**Task description**
Should a line below contain the word "JSON", report it.

**Data extract**
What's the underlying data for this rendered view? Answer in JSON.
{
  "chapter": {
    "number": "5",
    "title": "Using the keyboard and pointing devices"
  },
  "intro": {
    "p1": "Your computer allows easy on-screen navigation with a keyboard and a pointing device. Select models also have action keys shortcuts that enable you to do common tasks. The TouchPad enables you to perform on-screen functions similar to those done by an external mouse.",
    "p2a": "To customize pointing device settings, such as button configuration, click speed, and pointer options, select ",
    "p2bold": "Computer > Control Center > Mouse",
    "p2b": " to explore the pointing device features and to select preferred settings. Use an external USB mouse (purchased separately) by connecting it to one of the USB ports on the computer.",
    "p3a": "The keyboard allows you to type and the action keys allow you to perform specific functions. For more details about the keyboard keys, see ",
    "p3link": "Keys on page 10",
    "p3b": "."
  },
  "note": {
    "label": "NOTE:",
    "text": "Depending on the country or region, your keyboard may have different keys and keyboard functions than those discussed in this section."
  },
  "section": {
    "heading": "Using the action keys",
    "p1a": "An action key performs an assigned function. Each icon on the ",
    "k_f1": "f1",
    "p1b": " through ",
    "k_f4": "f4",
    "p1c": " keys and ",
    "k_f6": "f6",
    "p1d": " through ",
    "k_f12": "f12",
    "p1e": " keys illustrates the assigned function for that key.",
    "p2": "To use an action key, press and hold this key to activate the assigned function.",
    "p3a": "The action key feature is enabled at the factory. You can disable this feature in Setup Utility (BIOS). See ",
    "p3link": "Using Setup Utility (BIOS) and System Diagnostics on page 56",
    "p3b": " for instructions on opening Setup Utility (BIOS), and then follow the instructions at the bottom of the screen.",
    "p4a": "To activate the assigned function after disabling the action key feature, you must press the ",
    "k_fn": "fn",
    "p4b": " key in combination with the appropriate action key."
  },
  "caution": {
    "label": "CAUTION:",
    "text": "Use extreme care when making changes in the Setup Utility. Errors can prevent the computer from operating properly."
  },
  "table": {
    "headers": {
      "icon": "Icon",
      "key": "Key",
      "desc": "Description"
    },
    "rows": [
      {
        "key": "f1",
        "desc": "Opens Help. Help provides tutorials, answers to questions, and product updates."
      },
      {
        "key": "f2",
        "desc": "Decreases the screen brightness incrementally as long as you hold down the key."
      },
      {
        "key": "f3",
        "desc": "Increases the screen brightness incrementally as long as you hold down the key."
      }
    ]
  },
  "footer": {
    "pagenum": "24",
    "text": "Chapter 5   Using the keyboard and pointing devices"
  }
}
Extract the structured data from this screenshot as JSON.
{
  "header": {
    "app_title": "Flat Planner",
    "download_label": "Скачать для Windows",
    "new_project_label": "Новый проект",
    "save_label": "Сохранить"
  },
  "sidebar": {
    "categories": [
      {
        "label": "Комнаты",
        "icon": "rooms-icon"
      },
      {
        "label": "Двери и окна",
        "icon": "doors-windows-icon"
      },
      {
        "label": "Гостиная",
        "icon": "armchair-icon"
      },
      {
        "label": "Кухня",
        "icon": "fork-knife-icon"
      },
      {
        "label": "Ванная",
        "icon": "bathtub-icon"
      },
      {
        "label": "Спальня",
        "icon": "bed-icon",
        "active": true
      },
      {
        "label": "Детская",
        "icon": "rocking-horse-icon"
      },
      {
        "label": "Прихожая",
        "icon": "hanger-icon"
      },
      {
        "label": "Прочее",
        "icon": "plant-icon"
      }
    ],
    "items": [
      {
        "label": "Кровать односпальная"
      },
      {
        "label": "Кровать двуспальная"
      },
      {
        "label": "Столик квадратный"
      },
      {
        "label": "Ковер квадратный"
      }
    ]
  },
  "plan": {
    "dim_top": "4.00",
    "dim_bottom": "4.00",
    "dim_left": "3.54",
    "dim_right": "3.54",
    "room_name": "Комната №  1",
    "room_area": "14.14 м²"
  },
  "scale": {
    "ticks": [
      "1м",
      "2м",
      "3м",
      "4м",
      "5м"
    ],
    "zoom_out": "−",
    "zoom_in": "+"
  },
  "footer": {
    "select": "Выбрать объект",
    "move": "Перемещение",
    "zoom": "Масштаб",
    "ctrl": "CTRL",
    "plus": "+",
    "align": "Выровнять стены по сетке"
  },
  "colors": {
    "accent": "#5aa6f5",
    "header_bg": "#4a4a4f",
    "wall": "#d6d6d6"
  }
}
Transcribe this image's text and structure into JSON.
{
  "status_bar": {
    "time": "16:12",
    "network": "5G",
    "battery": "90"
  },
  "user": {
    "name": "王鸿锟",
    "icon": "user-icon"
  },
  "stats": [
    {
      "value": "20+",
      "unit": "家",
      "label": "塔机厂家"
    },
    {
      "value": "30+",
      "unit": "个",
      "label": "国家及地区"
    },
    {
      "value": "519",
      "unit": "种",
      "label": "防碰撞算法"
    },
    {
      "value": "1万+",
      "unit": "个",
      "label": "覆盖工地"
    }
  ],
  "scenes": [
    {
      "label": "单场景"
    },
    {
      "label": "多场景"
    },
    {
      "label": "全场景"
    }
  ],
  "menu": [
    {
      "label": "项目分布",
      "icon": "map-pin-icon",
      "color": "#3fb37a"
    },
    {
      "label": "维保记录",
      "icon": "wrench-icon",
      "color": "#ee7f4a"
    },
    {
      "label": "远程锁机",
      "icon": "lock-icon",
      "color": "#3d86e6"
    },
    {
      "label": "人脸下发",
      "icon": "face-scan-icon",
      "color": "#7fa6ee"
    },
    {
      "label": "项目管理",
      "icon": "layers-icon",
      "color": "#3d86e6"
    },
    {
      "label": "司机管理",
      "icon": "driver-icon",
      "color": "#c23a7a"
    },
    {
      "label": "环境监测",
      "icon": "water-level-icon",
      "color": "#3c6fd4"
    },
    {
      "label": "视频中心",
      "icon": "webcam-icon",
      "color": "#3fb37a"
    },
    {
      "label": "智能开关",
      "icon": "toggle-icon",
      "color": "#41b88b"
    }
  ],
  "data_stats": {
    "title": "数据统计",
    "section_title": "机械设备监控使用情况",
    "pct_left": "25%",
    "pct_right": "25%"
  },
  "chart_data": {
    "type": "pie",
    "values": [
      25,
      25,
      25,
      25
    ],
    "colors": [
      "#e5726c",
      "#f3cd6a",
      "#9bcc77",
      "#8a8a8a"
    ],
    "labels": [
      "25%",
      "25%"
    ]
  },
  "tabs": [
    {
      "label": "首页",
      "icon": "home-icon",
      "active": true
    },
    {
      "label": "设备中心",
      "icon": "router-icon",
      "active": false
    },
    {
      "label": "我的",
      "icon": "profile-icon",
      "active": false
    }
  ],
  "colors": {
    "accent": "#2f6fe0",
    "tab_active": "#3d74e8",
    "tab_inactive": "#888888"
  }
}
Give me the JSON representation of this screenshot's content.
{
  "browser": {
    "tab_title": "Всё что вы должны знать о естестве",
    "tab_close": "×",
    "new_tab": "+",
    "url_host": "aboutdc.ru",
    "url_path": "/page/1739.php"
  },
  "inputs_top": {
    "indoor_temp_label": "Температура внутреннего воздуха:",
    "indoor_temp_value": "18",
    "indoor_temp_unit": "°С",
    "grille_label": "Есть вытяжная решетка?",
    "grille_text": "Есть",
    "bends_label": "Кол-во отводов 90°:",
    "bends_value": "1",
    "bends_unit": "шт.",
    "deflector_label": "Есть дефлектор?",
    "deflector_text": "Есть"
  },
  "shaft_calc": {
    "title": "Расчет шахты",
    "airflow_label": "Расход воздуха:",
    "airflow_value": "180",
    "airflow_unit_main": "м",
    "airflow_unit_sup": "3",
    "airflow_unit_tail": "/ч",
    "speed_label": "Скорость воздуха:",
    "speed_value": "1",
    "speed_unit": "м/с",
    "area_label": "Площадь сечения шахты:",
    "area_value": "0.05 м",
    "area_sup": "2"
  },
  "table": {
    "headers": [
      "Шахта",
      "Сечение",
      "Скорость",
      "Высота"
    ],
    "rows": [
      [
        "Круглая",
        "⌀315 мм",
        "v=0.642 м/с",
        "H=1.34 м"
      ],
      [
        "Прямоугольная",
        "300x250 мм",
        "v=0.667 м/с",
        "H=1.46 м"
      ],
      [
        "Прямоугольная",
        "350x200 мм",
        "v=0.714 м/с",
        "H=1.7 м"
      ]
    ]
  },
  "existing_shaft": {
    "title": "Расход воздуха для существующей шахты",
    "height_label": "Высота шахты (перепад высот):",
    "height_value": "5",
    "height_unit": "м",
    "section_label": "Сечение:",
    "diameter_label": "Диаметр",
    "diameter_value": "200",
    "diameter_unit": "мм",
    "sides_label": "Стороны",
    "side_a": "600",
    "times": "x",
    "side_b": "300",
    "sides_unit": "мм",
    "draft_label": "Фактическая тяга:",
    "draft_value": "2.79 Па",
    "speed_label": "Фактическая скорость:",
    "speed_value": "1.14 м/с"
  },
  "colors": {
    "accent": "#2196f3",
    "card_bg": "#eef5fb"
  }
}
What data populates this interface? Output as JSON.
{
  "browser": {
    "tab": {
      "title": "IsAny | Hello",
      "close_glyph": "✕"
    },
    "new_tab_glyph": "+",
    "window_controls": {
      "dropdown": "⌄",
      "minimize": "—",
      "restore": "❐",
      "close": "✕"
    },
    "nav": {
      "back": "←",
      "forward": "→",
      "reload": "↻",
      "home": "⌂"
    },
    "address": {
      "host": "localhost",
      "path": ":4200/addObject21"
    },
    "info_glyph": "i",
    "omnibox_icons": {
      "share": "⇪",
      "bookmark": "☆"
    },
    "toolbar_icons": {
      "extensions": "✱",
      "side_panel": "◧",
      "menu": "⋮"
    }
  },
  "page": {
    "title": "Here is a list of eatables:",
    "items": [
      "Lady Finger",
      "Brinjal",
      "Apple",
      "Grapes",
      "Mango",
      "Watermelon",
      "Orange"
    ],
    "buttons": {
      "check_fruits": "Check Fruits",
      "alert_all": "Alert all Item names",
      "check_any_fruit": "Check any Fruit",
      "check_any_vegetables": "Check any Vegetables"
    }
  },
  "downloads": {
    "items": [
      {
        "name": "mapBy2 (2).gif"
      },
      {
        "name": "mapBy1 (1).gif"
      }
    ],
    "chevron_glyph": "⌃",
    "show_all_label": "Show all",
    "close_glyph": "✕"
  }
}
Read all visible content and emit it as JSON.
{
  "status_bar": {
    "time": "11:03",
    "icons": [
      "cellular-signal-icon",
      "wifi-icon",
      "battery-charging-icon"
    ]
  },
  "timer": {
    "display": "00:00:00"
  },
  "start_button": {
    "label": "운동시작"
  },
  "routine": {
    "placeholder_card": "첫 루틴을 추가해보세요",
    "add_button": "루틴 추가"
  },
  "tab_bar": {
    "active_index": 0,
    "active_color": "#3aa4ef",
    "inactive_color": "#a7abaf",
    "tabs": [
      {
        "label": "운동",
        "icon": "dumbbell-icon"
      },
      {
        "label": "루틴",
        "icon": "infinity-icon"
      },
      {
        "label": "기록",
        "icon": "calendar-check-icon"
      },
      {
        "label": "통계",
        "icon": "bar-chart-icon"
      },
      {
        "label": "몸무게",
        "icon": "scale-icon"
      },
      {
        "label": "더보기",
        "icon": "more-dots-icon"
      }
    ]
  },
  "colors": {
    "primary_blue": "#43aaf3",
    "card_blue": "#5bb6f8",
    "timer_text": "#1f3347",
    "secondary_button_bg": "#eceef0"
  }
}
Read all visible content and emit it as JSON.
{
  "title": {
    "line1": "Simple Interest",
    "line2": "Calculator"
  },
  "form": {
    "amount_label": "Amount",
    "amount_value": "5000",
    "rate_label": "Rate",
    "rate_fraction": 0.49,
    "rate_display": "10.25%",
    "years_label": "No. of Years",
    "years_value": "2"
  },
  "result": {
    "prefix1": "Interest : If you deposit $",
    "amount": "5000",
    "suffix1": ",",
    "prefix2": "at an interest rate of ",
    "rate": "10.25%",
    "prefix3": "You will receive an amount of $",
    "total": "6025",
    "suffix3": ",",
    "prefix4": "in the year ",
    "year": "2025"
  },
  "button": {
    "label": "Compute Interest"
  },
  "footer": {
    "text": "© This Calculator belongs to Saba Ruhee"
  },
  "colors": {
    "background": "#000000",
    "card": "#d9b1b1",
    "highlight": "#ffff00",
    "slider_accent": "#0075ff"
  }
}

**Solution to this problem**
What's the underlying data for this rendered view? Answer in JSON.
Extract the structured data from this screenshot as JSON.
Transcribe this image's text and structure into JSON.
Give me the JSON representation of this screenshot's content.
What data populates this interface? Output as JSON.
Read all visible content and emit it as JSON.
Read all visible content and emit it as JSON.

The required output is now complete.